When luxury handbag label Kwanpen decided to invest in the latest Enterprise Resource Planning (ERP) system at the beginning of 2013, it was aimed at managing its data better and automating certain back-office functions.
Founded in 1938, Kwanpen, which specialises in high-end crocodile leather goods, had at that time expanded to 19 stores in Singapore and across the world. Managing that much stock and customer data was becoming too unwieldy.
Spring Singapore offered the company its assistance and after a survey, the company found that it would benefit from an ERP system that would help in the data collection of all the bags sold in its stores.

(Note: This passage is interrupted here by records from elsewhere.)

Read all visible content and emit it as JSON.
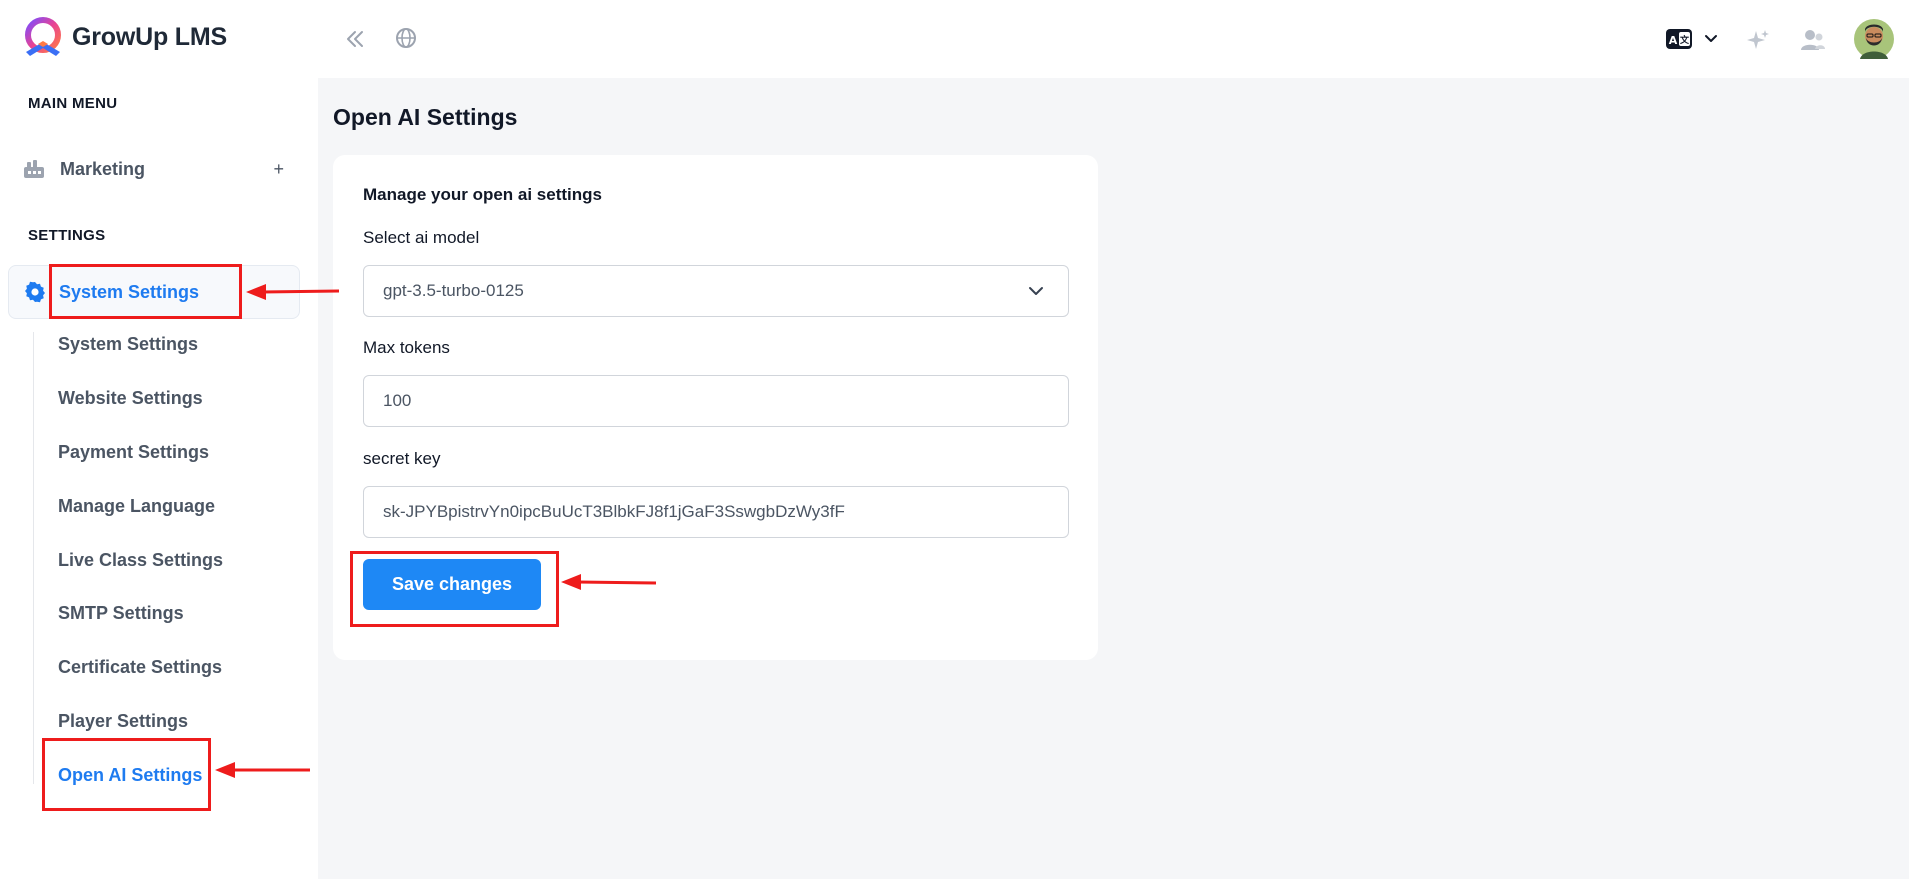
{
  "app": {
    "name": "GrowUp LMS"
  },
  "sidebar": {
    "main_menu_heading": "MAIN MENU",
    "marketing_label": "Marketing",
    "marketing_toggle": "+",
    "settings_heading": "SETTINGS",
    "system_settings_label": "System Settings",
    "sub_items": [
      "System Settings",
      "Website Settings",
      "Payment Settings",
      "Manage Language",
      "Live Class Settings",
      "SMTP Settings",
      "Certificate Settings",
      "Player Settings",
      "Open AI Settings"
    ]
  },
  "topbar": {
    "icons": [
      "collapse-sidebar-icon",
      "globe-icon",
      "language-translate-icon",
      "chevron-down-icon",
      "sparkle-icon",
      "users-icon",
      "avatar"
    ]
  },
  "main": {
    "page_title": "Open AI Settings",
    "card_heading": "Manage your open ai settings",
    "model_label": "Select ai model",
    "model_value": "gpt-3.5-turbo-0125",
    "max_tokens_label": "Max tokens",
    "max_tokens_value": "100",
    "secret_key_label": "secret key",
    "secret_key_value": "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",
    "save_label": "Save changes"
  },
  "colors": {
    "accent": "#1e7bf0",
    "button": "#1e88f5",
    "annotation": "#ee1c1c",
    "content_bg": "#f5f6f8"
  }
}
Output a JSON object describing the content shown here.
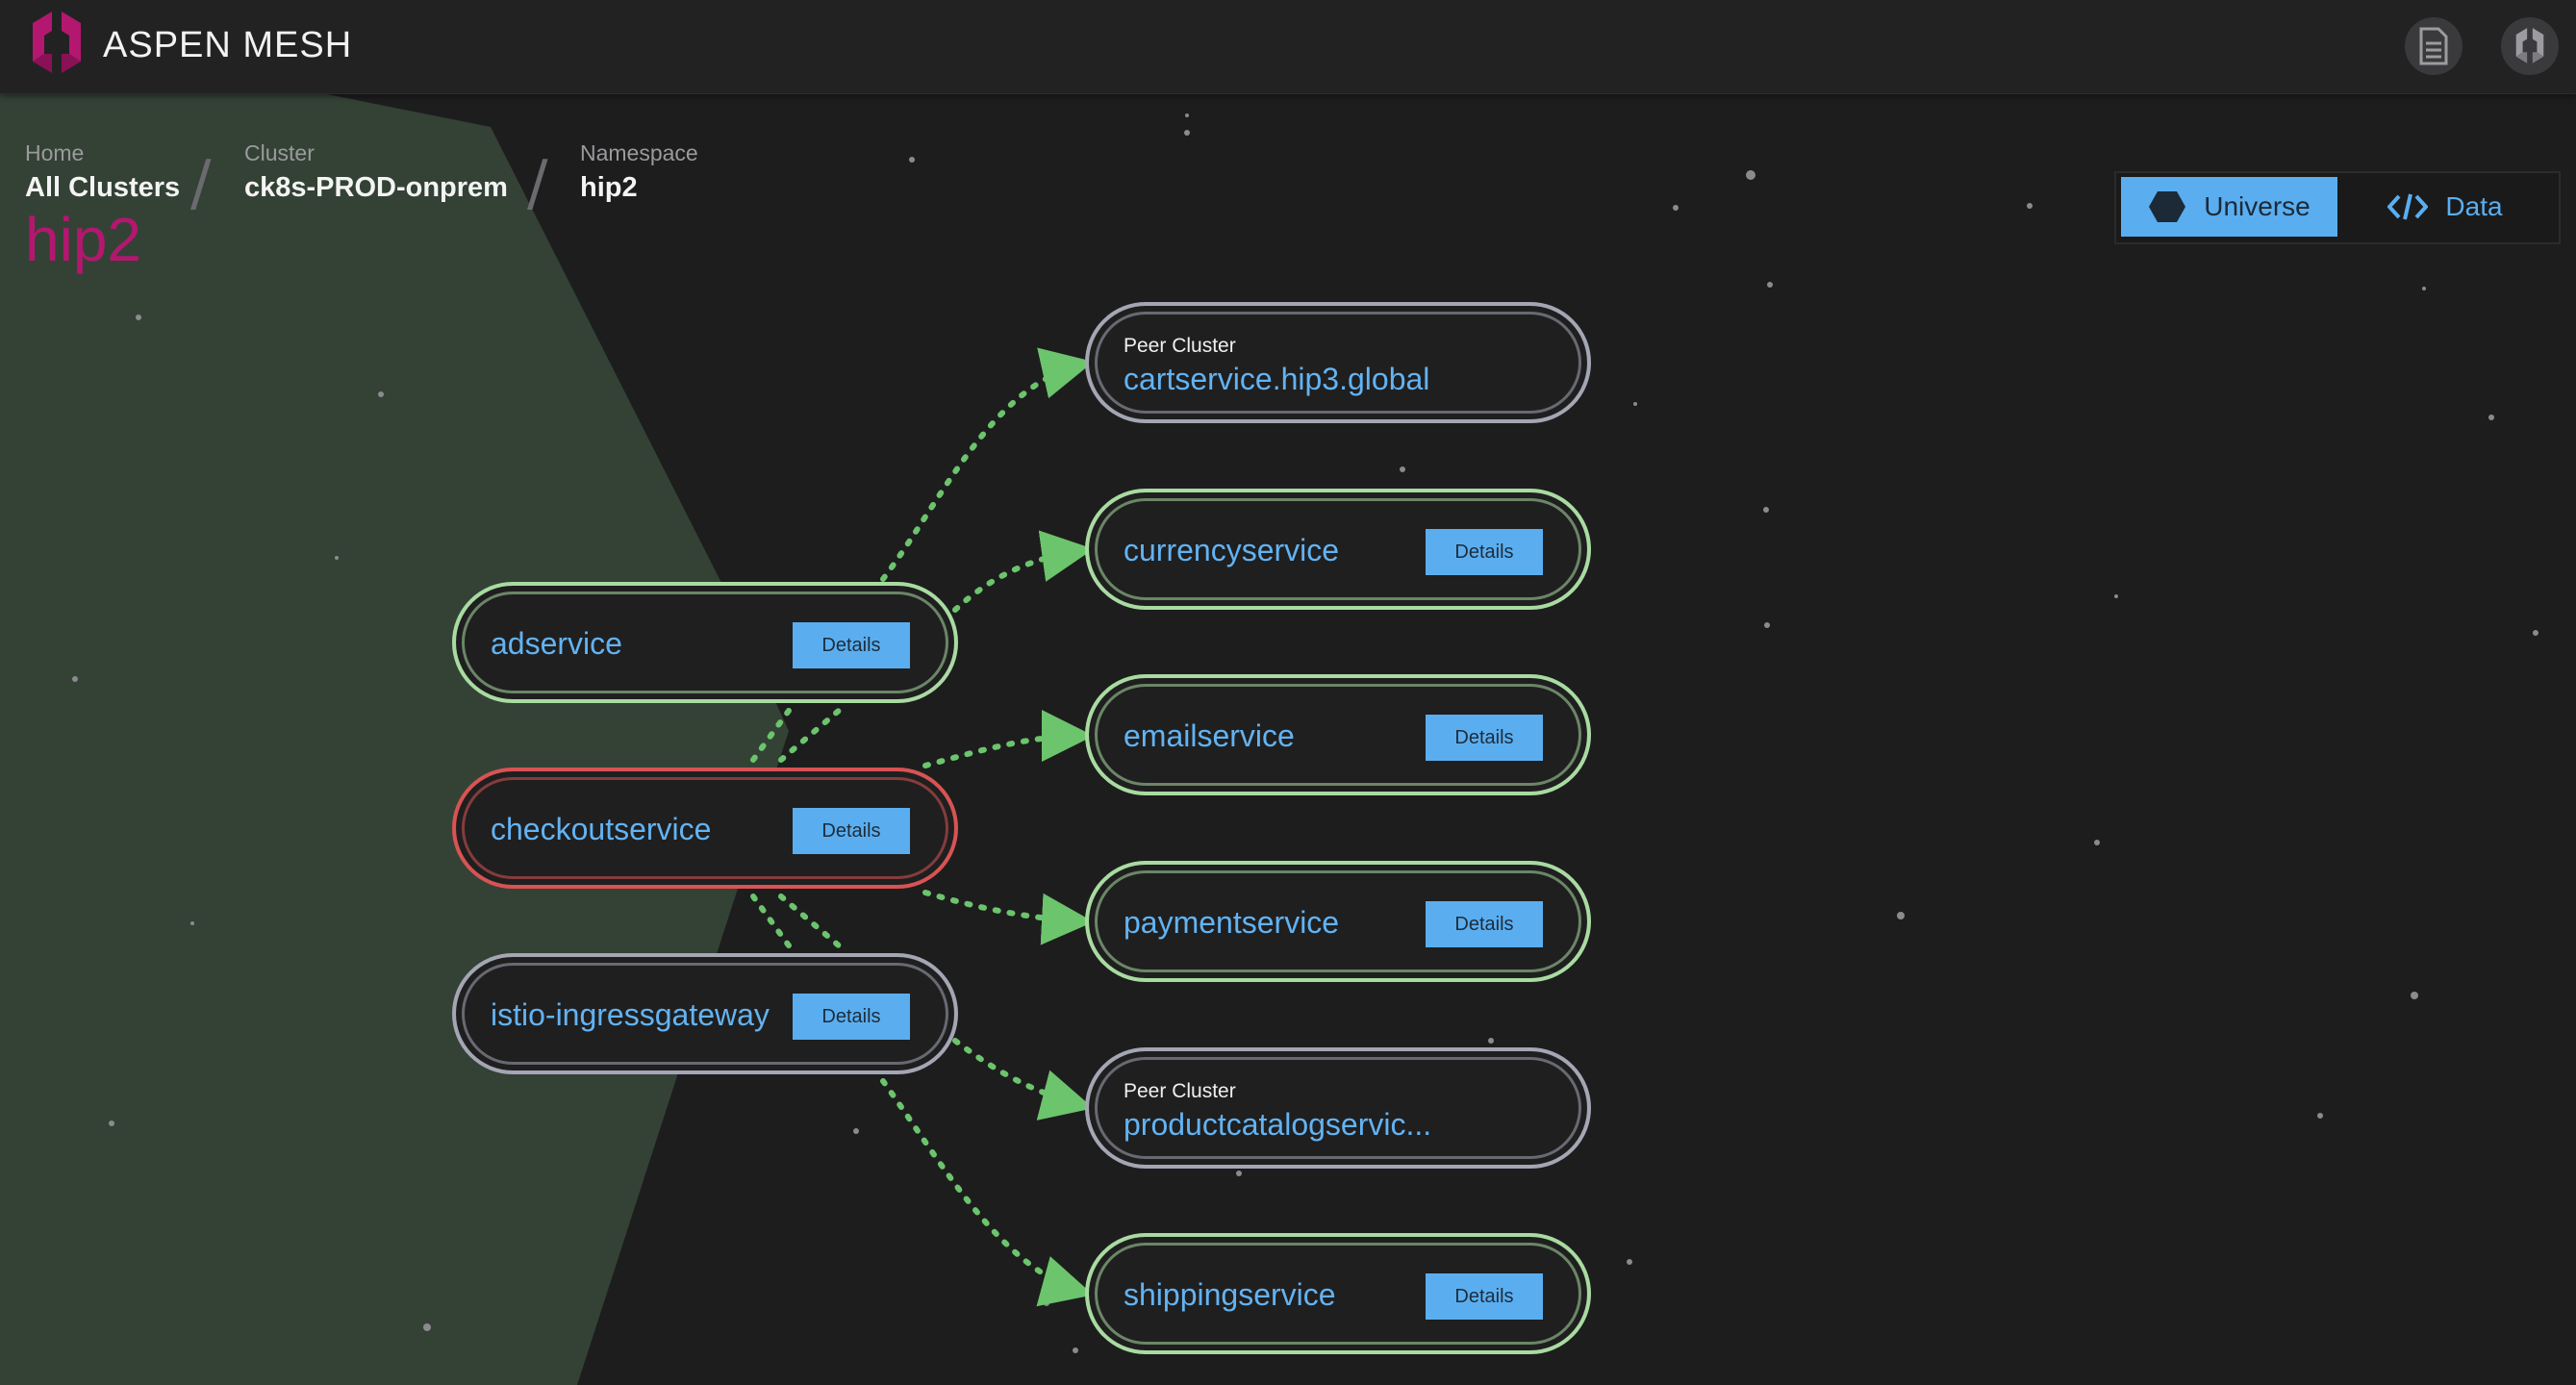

Kwanpen tapped into Spring Singapore’s Capability Development Grant (CDG) for the upgrade of its data collection systems. The grant, which gives SMEs the opportunity to bring more innovation into their business operations, defrays up to 70 per cent of the project costs. These may include fees for consultancy and training, as well as for certification.
Timely data, better business
By putting all its stock and customer information online, the ERP system allowed access to real-time data at the click of a mouse.
“Now, we know promptly when stock needs replenishing and we can change the supply within a matter of hours or days,” says Mr Jonathan Kwan, its director of special projects.
Capability Development Grant
The Capability Development Grant (CDG) is aimed at helping small- and medium-sized enterprises (SMEs) defray qualifying costs of their capability upgrading projects to improve productivity and develop business capabilities for process improvement, product development and overseas expansion.
To encourage more SMEs to build business capabilities, the application process for grant support of $30,000 or less has been simplified. SMEs can look forward to simpler application forms and reduced documentation requirements for such projects.
For more information and guidance on the CDG, visit www.spring.gov.sg/cdg or call 6898-1800 to make a free appointment with an SME Centre business adviser.
When the ERP system was fully rolled out last year, the benefits were immediate.
The company found out that 70 per cent of its customers were mainland Chinese and they preferred long straps on bags.
This new information focused the company’s expansion plans into markets visited by mainland Chinese — Paris, Milan, London, Tokyo, Seoul and Taiwan — but also markets it was hoped would open doors to new customers.
“Opening in London was a logical next step for us. It was our entry into Europe and London was a city that attracted both mainland Chinese and Middle Eastern tourists,” says Mr Kwan, 32.
His participation in retail study missions to major cities last year and early this year helped the company to establish its London store.
Singapore Retail Industry Conference
The 24th annual Singapore Retail Industry Conference will be held at Suntec City Convention Centre on Sept 22.
Co-organised by the Singapore Productivity Centre and the Singapore Retailers Association, the conference is Singapore’s key retail event for the latest retail trends and global best practices.
With the theme of Re-Evolve Retail, this year’s conference promises to inspire companies to achieve greater growth through international and local sharings, focusing on how retail businesses around the world have transformed to meet today’s challenges.
Visit http://www.sgpc.sg/index.php/sric2015 for more information.
Part of a management course by Essec Business School in partnership with Spring Singapore, the study missions were aimed at exposing local luxury retailers to international best practices of luxury retailing and to support them in their internationalisation.
Says Mr Kwan: “The lead professor of the course has many contacts in the market, besides years of insight, experience and knowledge on how to shape and build a luxury brand.”
Opening its three-storey London store took 18 months as the company had to adjust to new situations at every stage. For example, the labour law there dictates that retail employees are not allowed to work more than 42 hours a week, even if they want to work more.
Despite the hurdles, Kwanpen will continue with its expansion plans because as Mr Kwan puts it, “there is no choice”.
“The Singapore market is roughly eight million people. For a luxury goods company, you are only appealing to the top 5 per cent, so there is a limit to how much you can grow locally.
“It wasn’t a case of whether we thought we could survive overseas. We had to if we wanted to grow as a company, otherwise the company would stagnate,” he says.
For more information on the retail sector and stories on how retailers have built their capabilities, please visit www.spring.gov.sg/retail or email firstname.lastname@example.org.